** Opening Provided entries block **

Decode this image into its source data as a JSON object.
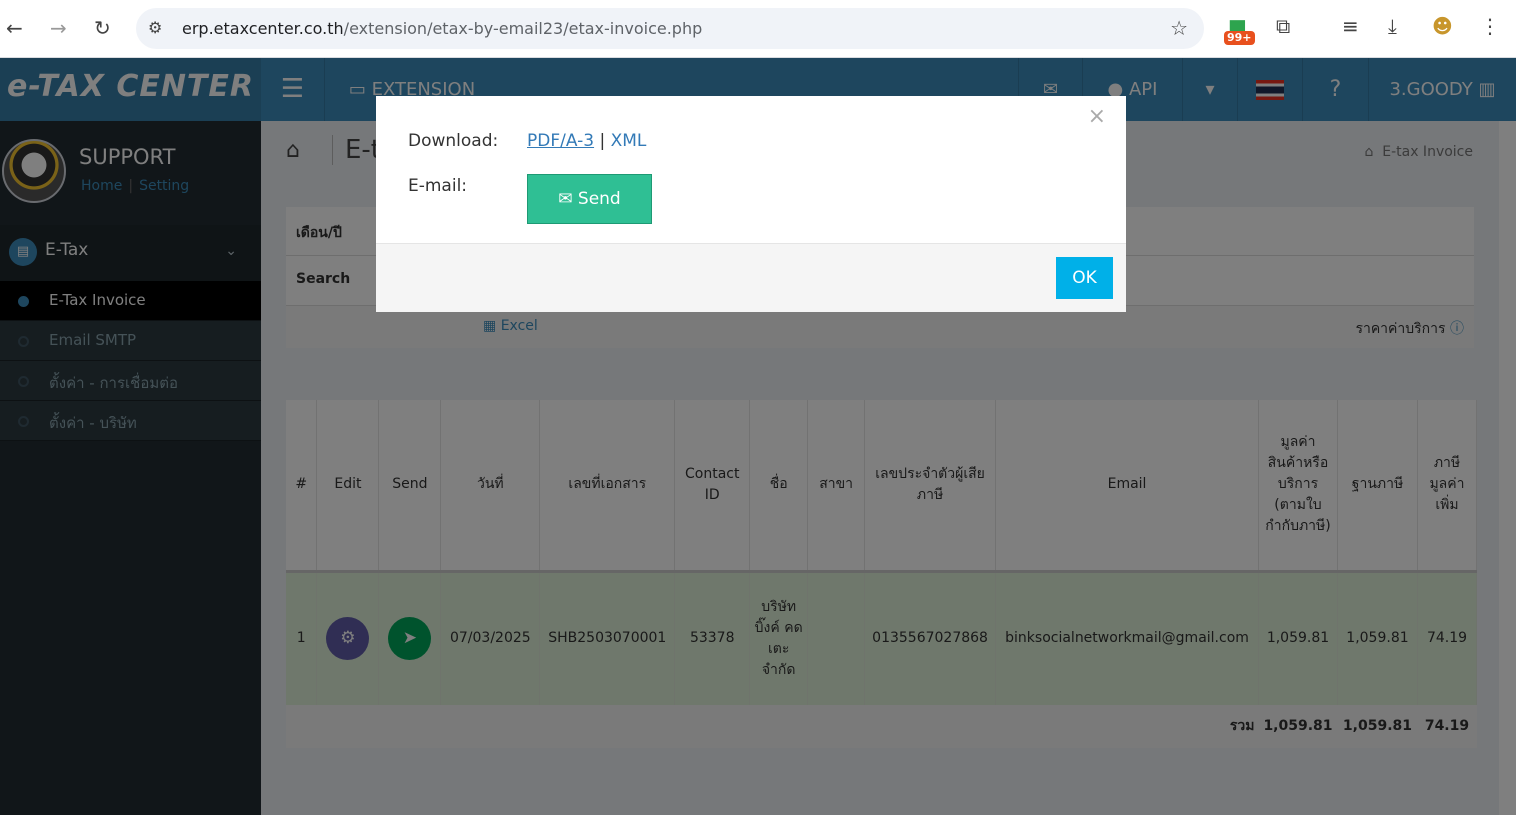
{
  "browser": {
    "url_domain": "erp.etaxcenter.co.th",
    "url_path": "/extension/etax-by-email23/etax-invoice.php",
    "ext_badge": "99+"
  },
  "sidebar": {
    "logo": "e-TAX CENTER",
    "user_name": "SUPPORT",
    "link_home": "Home",
    "link_setting": "Setting",
    "menu_head": "E-Tax",
    "items": [
      {
        "label": "E-Tax Invoice"
      },
      {
        "label": "Email SMTP"
      },
      {
        "label": "ตั้งค่า - การเชื่อมต่อ"
      },
      {
        "label": "ตั้งค่า - บริษัท"
      }
    ]
  },
  "navbar": {
    "extension": "EXTENSION",
    "api": "API",
    "company": "3.GOODY"
  },
  "content": {
    "title": "E-tax Invoice",
    "breadcrumb": "E-tax Invoice",
    "filter_month": "เดือน/ปี",
    "filter_search": "Search",
    "excel": "Excel",
    "price": "ราคาค่าบริการ"
  },
  "table": {
    "headers": [
      "#",
      "Edit",
      "Send",
      "วันที่",
      "เลขที่เอกสาร",
      "Contact ID",
      "ชื่อ",
      "สาขา",
      "เลขประจำตัวผู้เสียภาษี",
      "Email",
      "มูลค่าสินค้าหรือบริการ (ตามใบกำกับภาษี)",
      "ฐานภาษี",
      "ภาษีมูลค่าเพิ่ม"
    ],
    "row": {
      "no": "1",
      "date": "07/03/2025",
      "doc": "SHB2503070001",
      "contact": "53378",
      "name": "บริษัท บิ๊งค์ คด เตะ จำกัด",
      "branch": "",
      "taxid": "0135567027868",
      "email": "binksocialnetworkmail@gmail.com",
      "value": "1,059.81",
      "base": "1,059.81",
      "vat": "74.19"
    },
    "total": {
      "label": "รวม",
      "value": "1,059.81",
      "base": "1,059.81",
      "vat": "74.19"
    }
  },
  "modal": {
    "close": "×",
    "download_label": "Download:",
    "pdf": "PDF/A-3",
    "separator": "|",
    "xml": "XML",
    "email_label": "E-mail:",
    "send": "Send",
    "ok": "OK"
  },
  "colors": {
    "navbar": "#3c8dbc",
    "sidebar": "#222d32",
    "send_button": "#2fbf94",
    "ok_button": "#00b0e8",
    "edit_circle": "#605ca8",
    "send_circle": "#00a65a"
  }
}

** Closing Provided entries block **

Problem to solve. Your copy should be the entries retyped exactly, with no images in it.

Result of the task.
Decode this image into its source data as a JSON object.
{
  "browser": {
    "url_domain": "erp.etaxcenter.co.th",
    "url_path": "/extension/etax-by-email23/etax-invoice.php",
    "ext_badge": "99+"
  },
  "sidebar": {
    "logo": "e-TAX CENTER",
    "user_name": "SUPPORT",
    "link_home": "Home",
    "link_setting": "Setting",
    "menu_head": "E-Tax",
    "items": [
      {
        "label": "E-Tax Invoice"
      },
      {
        "label": "Email SMTP"
      },
      {
        "label": "ตั้งค่า - การเชื่อมต่อ"
      },
      {
        "label": "ตั้งค่า - บริษัท"
      }
    ]
  },
  "navbar": {
    "extension": "EXTENSION",
    "api": "API",
    "company": "3.GOODY"
  },
  "content": {
    "title": "E-tax Invoice",
    "breadcrumb": "E-tax Invoice",
    "filter_month": "เดือน/ปี",
    "filter_search": "Search",
    "excel": "Excel",
    "price": "ราคาค่าบริการ"
  },
  "table": {
    "headers": [
      "#",
      "Edit",
      "Send",
      "วันที่",
      "เลขที่เอกสาร",
      "Contact ID",
      "ชื่อ",
      "สาขา",
      "เลขประจำตัวผู้เสียภาษี",
      "Email",
      "มูลค่าสินค้าหรือบริการ (ตามใบกำกับภาษี)",
      "ฐานภาษี",
      "ภาษีมูลค่าเพิ่ม"
    ],
    "row": {
      "no": "1",
      "date": "07/03/2025",
      "doc": "SHB2503070001",
      "contact": "53378",
      "name": "บริษัท บิ๊งค์ คด เตะ จำกัด",
      "branch": "",
      "taxid": "0135567027868",
      "email": "binksocialnetworkmail@gmail.com",
      "value": "1,059.81",
      "base": "1,059.81",
      "vat": "74.19"
    },
    "total": {
      "label": "รวม",
      "value": "1,059.81",
      "base": "1,059.81",
      "vat": "74.19"
    }
  },
  "modal": {
    "close": "×",
    "download_label": "Download:",
    "pdf": "PDF/A-3",
    "separator": "|",
    "xml": "XML",
    "email_label": "E-mail:",
    "send": "Send",
    "ok": "OK"
  },
  "colors": {
    "navbar": "#3c8dbc",
    "sidebar": "#222d32",
    "send_button": "#2fbf94",
    "ok_button": "#00b0e8",
    "edit_circle": "#605ca8",
    "send_circle": "#00a65a"
  }
}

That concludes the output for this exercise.